PARIS (Reuters) - French utility EDF is introducing stricter hygiene procedures at its nuclear plants after walk-outs by a small number of workers who feared getting infected with coronavirus during radiation screening, union and industrial sources said on Friday.

FILE PHOTO: A night view shows France's oldest Electricite de France (EDF) nuclear power plant and the Grand Canal d'Alsace near the eastern French village of Fessenheim, France February 20, 2020. REUTERS/Arnd Wiegmann/File Photo

Under French labor laws, staff have the right to walk off the job if they consider there is a clear and imminent threat to their health or safety.
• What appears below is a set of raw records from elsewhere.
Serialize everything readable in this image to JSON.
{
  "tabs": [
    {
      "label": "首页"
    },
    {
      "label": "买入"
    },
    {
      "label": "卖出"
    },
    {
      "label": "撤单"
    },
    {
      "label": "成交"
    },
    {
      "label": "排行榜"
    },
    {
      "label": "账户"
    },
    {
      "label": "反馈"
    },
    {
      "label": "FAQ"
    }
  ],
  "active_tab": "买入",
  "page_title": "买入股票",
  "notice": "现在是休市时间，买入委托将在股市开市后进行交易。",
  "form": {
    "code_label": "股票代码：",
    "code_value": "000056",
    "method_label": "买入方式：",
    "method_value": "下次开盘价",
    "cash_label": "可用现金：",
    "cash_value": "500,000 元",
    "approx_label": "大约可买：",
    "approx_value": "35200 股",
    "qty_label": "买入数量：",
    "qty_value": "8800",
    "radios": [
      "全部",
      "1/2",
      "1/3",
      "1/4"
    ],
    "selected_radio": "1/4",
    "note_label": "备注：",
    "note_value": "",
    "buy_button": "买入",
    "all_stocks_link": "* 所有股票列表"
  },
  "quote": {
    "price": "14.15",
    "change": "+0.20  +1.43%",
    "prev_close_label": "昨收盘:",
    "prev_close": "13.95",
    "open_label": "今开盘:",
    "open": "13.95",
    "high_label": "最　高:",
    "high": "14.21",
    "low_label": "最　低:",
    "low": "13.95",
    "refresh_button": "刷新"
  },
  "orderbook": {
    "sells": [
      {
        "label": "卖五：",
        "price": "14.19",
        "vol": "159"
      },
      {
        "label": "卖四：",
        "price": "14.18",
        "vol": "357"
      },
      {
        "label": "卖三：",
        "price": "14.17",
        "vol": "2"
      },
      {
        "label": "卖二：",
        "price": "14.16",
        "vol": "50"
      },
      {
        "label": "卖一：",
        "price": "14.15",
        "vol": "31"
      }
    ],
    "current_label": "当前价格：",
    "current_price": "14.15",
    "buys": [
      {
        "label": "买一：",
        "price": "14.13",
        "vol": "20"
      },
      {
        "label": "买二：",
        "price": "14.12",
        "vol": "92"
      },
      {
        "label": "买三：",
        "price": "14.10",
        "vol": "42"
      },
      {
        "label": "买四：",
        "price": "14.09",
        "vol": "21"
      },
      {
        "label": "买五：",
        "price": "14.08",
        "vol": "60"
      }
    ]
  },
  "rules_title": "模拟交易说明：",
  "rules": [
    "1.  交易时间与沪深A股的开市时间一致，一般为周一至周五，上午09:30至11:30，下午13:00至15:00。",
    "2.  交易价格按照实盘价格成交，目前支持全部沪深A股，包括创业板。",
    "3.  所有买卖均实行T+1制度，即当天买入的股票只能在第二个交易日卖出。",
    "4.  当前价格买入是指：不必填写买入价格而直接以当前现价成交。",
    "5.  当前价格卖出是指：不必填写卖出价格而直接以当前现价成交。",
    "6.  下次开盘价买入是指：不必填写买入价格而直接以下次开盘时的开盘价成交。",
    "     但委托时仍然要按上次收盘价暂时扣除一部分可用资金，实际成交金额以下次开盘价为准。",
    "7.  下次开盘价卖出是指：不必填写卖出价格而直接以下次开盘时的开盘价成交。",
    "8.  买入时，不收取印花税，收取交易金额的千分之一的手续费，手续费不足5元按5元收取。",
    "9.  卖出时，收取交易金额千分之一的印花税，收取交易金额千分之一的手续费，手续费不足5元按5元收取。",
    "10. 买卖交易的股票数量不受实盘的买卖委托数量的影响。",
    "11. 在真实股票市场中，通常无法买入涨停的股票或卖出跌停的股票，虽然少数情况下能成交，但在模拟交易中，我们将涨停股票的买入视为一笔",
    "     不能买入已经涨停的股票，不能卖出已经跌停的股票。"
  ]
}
After working in the radioactive areas of nuclear plants, staff have to step through narrow shower-style portals in their underwear to be checked for possible radiation exposure. Workers feared the surface areas of these portals could become a source of spreading the virus.

EDF EDF.PA has now agreed to clean the portals twice per eight-hour shift, to increase security distances between workers and provide gloves and hand sanitizer, according to new internal rules announced on Tuesday.
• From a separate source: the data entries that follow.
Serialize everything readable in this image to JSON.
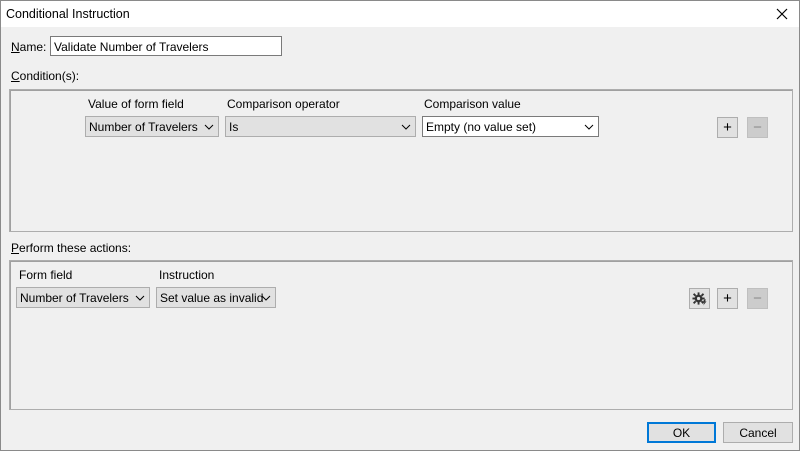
{
  "window": {
    "title": "Conditional Instruction",
    "close_icon": "close-icon"
  },
  "name_field": {
    "label_key": "N",
    "label_rest": "ame:",
    "value": "Validate Number of Travelers"
  },
  "conditions": {
    "section_label_key": "C",
    "section_label_rest": "ondition(s):",
    "headers": {
      "field": "Value of form field",
      "operator": "Comparison operator",
      "value": "Comparison value"
    },
    "row": {
      "field": "Number of Travelers",
      "operator": "Is",
      "value": "Empty (no value set)"
    },
    "add_label": "+",
    "remove_label": "−"
  },
  "actions": {
    "section_label_key": "P",
    "section_label_rest": "erform these actions:",
    "headers": {
      "field": "Form field",
      "instruction": "Instruction"
    },
    "row": {
      "field": "Number of Travelers",
      "instruction": "Set value as invalid"
    },
    "settings_icon": "gear-icon",
    "add_label": "+",
    "remove_label": "−"
  },
  "footer": {
    "ok_label": "OK",
    "cancel_label": "Cancel"
  }
}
“The problem has been solved or will be soon, provided that guidelines are respected,” CGT union member Thierry Raymond told Reuters.
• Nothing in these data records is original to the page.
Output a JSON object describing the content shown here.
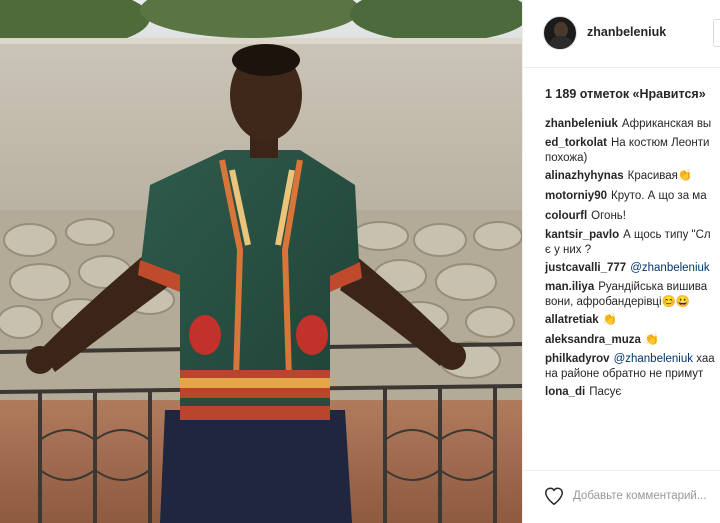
{
  "post": {
    "username": "zhanbeleniuk",
    "likes_text": "1 189 отметок «Нравится»",
    "comments": [
      {
        "user": "zhanbeleniuk",
        "text": "Африканская вы"
      },
      {
        "user": "ed_torkolat",
        "text": "На костюм Леонти",
        "text2": "похожа)"
      },
      {
        "user": "alinazhyhynas",
        "text": "Красивая👏"
      },
      {
        "user": "motorniy90",
        "text": "Круто. А що за ма"
      },
      {
        "user": "colourfl",
        "text": "Огонь!"
      },
      {
        "user": "kantsir_pavlo",
        "text": "А щось типу \"Сл",
        "text2": "є у них ?"
      },
      {
        "user": "justcavalli_777",
        "mention": "@zhanbeleniuk"
      },
      {
        "user": "man.iliya",
        "text": "Руандійська вишива",
        "text2": "вони, афробандерівці😊😀"
      },
      {
        "user": "allatretiak",
        "text": "👏"
      },
      {
        "user": "aleksandra_muza",
        "text": "👏"
      },
      {
        "user": "philkadyrov",
        "mention": "@zhanbeleniuk",
        "text": "хаа",
        "text2": "на районе обратно не примут"
      },
      {
        "user": "lona_di",
        "text": "Пасує"
      }
    ],
    "add_comment_placeholder": "Добавьте комментарий...",
    "icons": {
      "like": "heart-icon",
      "avatar": "avatar"
    },
    "colors": {
      "username": "#262626",
      "mention": "#003569",
      "border": "#efefef",
      "placeholder": "#999999"
    }
  }
}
CGT nuclear specialist Thomas Plancot said more than a dozen workers - mostly contractors - had walked out over the issue in the nuclear plants of Fessenheim, Civaux and Chooz, including a sixty-year-old who considered himself especially at risk because of his age.

An industrial source said lower on-site staffing numbers in the nuclear plants would have no impact on output or security and that with more people working from home it was easier for on-site staff to keep their distance from one another.

France on Monday ordered nationwide confinement of residents and asked companies to organize homeworking as much as possible.

An EDF spokesman said the 40 nuclear reactors currently operating were not impacted by the coronavirus crisis.

EDF, which has declined to comment about the level of absenteeism or the number of confirmed coronavirus infections among its staff, said its nuclear plants could operate for three months with a 25% reduction in staffing levels and for two to three weeks with 40% fewer staff.

For now, only staff involved with operation, maintenance and security are working on-site in EDF’s nuclear plants.

“Even under our most pessimistic assumptions, we think we will be able to produce enough electricity for the entire country at all times,” EDF chief executive Jean-Bernard Levy said on Europe 1 radio on Friday.

Reporting by Benjamin Mallet; Writing by Geert De Clercq; Editing by Mark Potter